Convenience retail – both stand alone and associated with petrol – apparently brushed aside the concerns of the wider retail marketplace in 2012, according to Christie + Co’s Business Outlook 2013.
While average sales prices for convenience retail businesses fell by a marginal 0.9 per cent across the year, the mood remained cautiously positive, suggests Steve Rodell, director and head of Retail at Christie + Co, with stores that fit corporate requirements achieving prices not seen for many years.
“Given the sentiment reported throughout the year — high-profile retail failures, the Portas review simply paying lip-service to the high street’s problems and over-rented high street property — it may come as a surprise to some that convenience retail has provided some respite to this beleaguered sector," he said.
“However, convenience stores and, particularly, petrol forecourts have demonstrated resilience and an appetite for transaction that serves as a lesson to the wider retail sector. Yet even in these sectors it would be unwise to suggest we’re out of the woods just yet.”
Despite the bullishness at the top end of the market, trading conditions remained tough for independent forecourt operators through 2012 as the supermarkets reaffirmed their commitment to using forecourt operations to attract grocery shoppers.
Rodell adds: “There is now massive clear water between the fuel volumes of the large grocers, the oil company forecourt operators and independent dealers, with the supermarkets trading at an average of 11.2 million litres per site compared with the 4.8m per site of the oil companies and the 2.3m litres per site of the independents.

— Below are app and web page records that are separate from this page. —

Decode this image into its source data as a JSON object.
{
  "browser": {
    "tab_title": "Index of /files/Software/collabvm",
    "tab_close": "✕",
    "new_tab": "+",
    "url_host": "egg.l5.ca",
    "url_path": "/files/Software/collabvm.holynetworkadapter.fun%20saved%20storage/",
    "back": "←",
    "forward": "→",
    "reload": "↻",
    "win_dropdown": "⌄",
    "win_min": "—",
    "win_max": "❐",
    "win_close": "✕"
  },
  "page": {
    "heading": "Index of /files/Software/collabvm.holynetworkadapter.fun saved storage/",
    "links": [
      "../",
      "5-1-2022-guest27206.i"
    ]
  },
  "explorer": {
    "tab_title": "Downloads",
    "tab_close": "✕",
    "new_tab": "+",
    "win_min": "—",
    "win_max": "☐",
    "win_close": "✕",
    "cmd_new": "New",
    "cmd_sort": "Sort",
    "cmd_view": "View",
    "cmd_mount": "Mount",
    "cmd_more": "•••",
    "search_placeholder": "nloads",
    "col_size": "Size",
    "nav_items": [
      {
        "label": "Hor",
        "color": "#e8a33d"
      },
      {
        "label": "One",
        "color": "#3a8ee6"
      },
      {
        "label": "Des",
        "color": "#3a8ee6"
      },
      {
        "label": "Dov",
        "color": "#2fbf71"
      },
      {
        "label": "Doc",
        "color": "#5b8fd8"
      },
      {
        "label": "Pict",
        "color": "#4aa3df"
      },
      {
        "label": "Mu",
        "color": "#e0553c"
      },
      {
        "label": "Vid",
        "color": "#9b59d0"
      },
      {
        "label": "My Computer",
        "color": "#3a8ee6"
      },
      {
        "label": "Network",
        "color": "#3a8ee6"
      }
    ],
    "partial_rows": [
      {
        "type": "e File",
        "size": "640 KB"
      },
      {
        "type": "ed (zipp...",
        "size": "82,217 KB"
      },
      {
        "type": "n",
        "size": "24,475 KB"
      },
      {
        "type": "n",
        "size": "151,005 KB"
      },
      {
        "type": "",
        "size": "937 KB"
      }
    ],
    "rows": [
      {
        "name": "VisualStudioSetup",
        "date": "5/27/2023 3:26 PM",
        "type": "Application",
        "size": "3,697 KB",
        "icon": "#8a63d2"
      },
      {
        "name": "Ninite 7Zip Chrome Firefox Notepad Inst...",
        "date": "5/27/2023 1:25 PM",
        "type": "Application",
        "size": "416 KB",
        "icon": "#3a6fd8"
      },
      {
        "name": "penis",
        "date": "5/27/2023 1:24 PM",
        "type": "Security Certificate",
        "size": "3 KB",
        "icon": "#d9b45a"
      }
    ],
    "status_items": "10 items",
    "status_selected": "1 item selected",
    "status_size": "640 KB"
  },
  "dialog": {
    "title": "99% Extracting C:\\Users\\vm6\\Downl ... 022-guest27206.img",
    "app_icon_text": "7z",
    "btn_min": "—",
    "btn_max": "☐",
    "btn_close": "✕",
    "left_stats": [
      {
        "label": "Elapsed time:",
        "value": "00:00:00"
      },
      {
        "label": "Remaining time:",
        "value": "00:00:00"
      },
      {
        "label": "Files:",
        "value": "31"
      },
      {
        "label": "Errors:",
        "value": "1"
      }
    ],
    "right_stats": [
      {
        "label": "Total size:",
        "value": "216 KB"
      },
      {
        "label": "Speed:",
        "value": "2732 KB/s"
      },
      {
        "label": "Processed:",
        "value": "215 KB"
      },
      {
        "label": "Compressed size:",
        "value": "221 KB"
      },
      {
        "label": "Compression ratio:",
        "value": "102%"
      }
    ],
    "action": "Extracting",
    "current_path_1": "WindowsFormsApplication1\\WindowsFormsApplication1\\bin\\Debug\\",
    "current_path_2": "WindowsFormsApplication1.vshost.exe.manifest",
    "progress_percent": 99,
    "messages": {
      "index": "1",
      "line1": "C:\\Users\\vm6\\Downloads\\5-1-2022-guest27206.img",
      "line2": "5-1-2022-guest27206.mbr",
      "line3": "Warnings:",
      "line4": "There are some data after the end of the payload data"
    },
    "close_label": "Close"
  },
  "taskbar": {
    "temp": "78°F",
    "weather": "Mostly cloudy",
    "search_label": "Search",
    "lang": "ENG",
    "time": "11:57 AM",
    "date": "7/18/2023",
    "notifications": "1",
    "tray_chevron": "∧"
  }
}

“While the supermarkets continue to sell fuel at what some are claiming is a loss-leader on larger grocery sales, this position is likely to remain stable, causing further pressure on independent operators.”
The scale of the concern for independent operators was also reflected in new Christie + Co research which revealed that in the first half of 2012 more than four out of five planning applications involving petrol forecourts were submitted by supermarkets or developers working with a supermarket.
Rodell said: “If all the supermarket planning applications are approved and the forecourts are built, then this spells trouble for the fuel-led operators who have not found a way to diversify their offering – typically through an enhanced convenience or off licence offering.”
While the growth of the multiples were and will be a considerable factor in the fortunes of independent operators in the convenience store sector, the outlook for independent operators remains on the positive side, thanks to their resilience, consumer demand for convenience over out-of-town shopping, onging growth of symbol groups and importantly willingness to engage with local communities.
“The market for high street convenience is likely to become ever more congested, and potentially difficult for independent operators, as the supermarkets react to consumer demand by seeking local sites for small format stores," added Rodell.
The modernisation of the Post Office led to a divide between those postmasters trialling Post Office Locals and those who didn’t. Those who eschewed the opportunity — therefore not benefiting from a guaranteed income for the next three years — may face the consequence of losing their franchise in the future. As far as delivery of Post Office Local services was concerned, it was far better to be in than out.
Rodell said: “The jury remains out on whether Locals are successful and whether the real opportunities for other convenience and high street operators to assume Post Office services will exist. Some multiple convenience operators were reported at looking to take a swathe of ‘Local’ services into their units, but whether it is a matter of time before a major retailer takes that route is something only the future will tell.”